Going forward with lessons learnt 

‘Troubles teaches teachable lessons.’― Lailah Gifty Akita

Paresh S Parasnis, CEO, Piramal Foundation, shares some key elements that he believes are the most significant things that his organisation has learnt from their experience while responding to the Covid-19 crisis: ‘Firstly, there is a dire need to strengthen the healthcare ecosystem. It needs systematic investments, human resource, material and infrastructure. Secondly, we need collaborations focused on building a resilient ecosystem, followed by special focus on technological innovations and a continuous pursuit for knowledge sharing amongst global communities to fight and prevent any unprecedented event.’  
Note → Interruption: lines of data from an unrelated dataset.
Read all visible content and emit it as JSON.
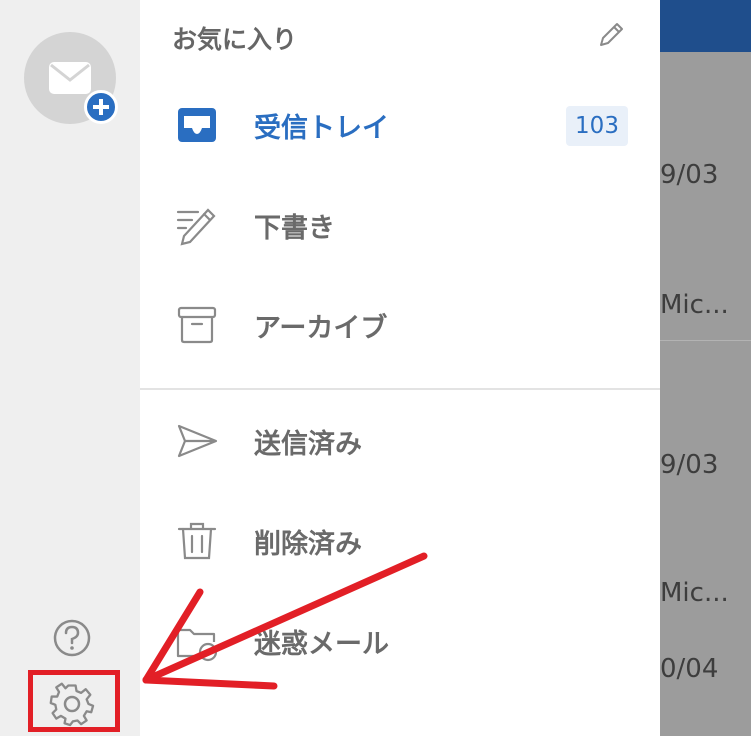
{
  "background": {
    "list_fragments": [
      "9/03",
      "Mic...",
      "9/03",
      "Mic...",
      "0/04"
    ]
  },
  "rail": {
    "help_icon": "question-circle-icon",
    "settings_icon": "gear-icon",
    "avatar_icon": "mail-icon"
  },
  "drawer": {
    "title": "お気に入り",
    "edit_icon": "pencil-icon",
    "inbox": {
      "label": "受信トレイ",
      "count": "103"
    },
    "drafts": {
      "label": "下書き"
    },
    "archive": {
      "label": "アーカイブ"
    },
    "sent": {
      "label": "送信済み"
    },
    "deleted": {
      "label": "削除済み"
    },
    "junk": {
      "label": "迷惑メール"
    }
  },
  "colors": {
    "accent": "#2a6ec1",
    "annotation": "#e21f26",
    "header": "#1f4e8c"
  }
}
Parasnis is of the view that as a large part of our population is uneducated, addressing large-scale problems becomes a challenge. His solution for that is ‘special focus made towards education and behavioural change amongst masses.’ ‘We must look at investment in education focusing on quality of education with curriculums including community living, collaboration and responsible behaviour,’ he adds.

Shalini Singh of Tata Power reiterates the same thought. Technology innovation and convergence are the keywords in her response to ideas  that are needed to reinvigorate the social sector. She cites examples of the company’s focus on e-learning platforms for skill development as well as education dissemination for schools, alongside inclusion of awareness and behavioural change components across all social programmes for masses to understand the prevention protocols of Covid-19. 

Citing the example of how the touch-feel-drive experience of buying a car has gone online, Sudeep Narayan of Volvo endorses going digital for interventions focused on skilling and education. At the same time, he also raises a valid question: How many in rural India, especially school children, have the needed smart devices, enough understanding of being able to assess those devices, and educated parents or guardians to supplement online learning? Are there ways to keep children from marginalised backgrounds digitally abreast with their privileged counterparts? We know the answers to these questions but will have to work hard and collectively to change the content of these answers. 

Questions and thoughts

i. Under which head would the company put the funds contributed towards the fight against Covid-19, had there been no mandatory CSR clause in the Companies Act? 

ii. There is a larger framework within the Constitution – apart from there being a National Disaster Management Authority – which mentions financial reserves and the sources to accrue funds. The same does not have anything to do with CSR funds of corporates.

iii) Whether NGOs working towards battling the pandemic crisis get funding support from PM-CARES Fund is not yet clear. More so, a recent RTI query has revealed that the Fund is not even a public authority.

iv) Many corporate groups have donated to chief ministers’ relief funds or states’ Covid-19 funds. However, the FAQ section (read the chronology of ministry’s decision making here) from corporate affairs ministry states that the same cannot qualify as CSR, although other activities towards battling the pandemic can.